Is Your Expert Really an Expert? The Problem of Inappropriate Expertize and Name-Dropping in the Fitness Industry
26 Sep 2013 13:36
I've been making a lot of statements about expertize and experts lately. There are a couple of reasons for this. For one, critical thinking and skepticism has become as popular as frozen Margaritas in Mexican restaurants, and just as bland and weak. Usually, these excited new thinkers invoke science. One of the secrets, it seems, to being scientific, is to go on and on about how you should be wary of experts and go around refuting them.
15 Sep 2013 17:47
You can read the article or listen to the video talk below, which has more material in it, with additional commentary.
The fitness industry is made up of in-groups and out-groups. Of course, whatever group you are in, is the in-group as far as you are concerned. Some groups have more social power than others, however, and are able to draw more members. So we have something like minorities in the fitness world. William Graham Summer, an American sociologist and a social-Darwinist, is said to have coined the terms in-group and out-group, in his 1906 book Folkways. I use these terms differently than the nasty way in which he used them.

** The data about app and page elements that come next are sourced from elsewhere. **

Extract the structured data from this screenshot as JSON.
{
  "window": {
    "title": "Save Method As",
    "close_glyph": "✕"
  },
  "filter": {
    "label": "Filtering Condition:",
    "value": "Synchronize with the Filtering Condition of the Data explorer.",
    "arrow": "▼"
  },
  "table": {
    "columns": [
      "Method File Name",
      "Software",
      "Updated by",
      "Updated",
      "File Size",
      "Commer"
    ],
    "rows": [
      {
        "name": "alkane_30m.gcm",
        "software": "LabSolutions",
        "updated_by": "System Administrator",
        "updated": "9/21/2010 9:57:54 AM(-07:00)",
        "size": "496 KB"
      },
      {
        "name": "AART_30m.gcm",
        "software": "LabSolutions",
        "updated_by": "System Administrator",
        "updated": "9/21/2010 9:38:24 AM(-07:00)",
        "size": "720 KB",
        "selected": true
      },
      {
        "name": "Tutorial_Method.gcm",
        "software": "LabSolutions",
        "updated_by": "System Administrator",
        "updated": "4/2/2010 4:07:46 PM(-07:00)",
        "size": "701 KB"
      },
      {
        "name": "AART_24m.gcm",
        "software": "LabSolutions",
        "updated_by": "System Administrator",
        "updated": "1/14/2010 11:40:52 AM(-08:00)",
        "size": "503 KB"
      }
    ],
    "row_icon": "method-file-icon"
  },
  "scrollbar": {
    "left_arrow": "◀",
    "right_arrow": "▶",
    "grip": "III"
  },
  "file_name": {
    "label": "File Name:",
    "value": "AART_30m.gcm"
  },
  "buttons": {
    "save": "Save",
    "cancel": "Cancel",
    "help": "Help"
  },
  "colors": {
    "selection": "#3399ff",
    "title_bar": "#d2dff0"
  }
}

10 Sep 2013 15:19
I find often that people who talk about rational thinking and skepticism a lot do not seem to think very hard at all. I was reading an article about skepticism in which the author made the point that you can still think rationally about a subject even when there is not a lot, or no, scientific evidence concerning it. This I agree with and it's a point that needs to be made given the constant shouting about evidence…even when you have it, your brain is not supposed to shut down.

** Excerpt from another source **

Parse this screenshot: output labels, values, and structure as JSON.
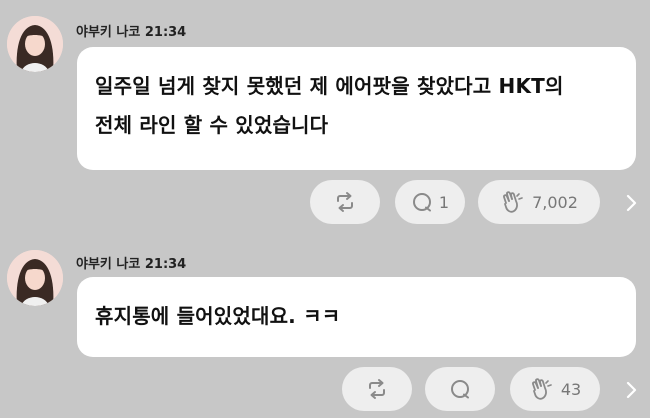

01 Aug 2013 19:54
This is one of those patently absurd statements that shouldn't even have come close to being a part of strength training dogma. To keep your muscles from adapting, is to keep them from getting stronger (if we are talking about positive adaptations). When we achieve a new level of fitness, it is because of an adaptation to the imposed demands on our bodies. To seek to "block" this process is nonsense.
21 Jul 2013 22:14
I would love to be able to just do what I do and let others do what they do. Problem is, what others do often requires me to patiently explain to a trainee why a certain thing is not appropriate and why I am not going to "coach" them on some program or other that they are convinced they should be doing for no other reason than it being very popular on the internet. If you're a trainer then you've been there and you know what I am talking about. Start a strength training forum and see how much worse it gets. What do you think of this? What do you think of that?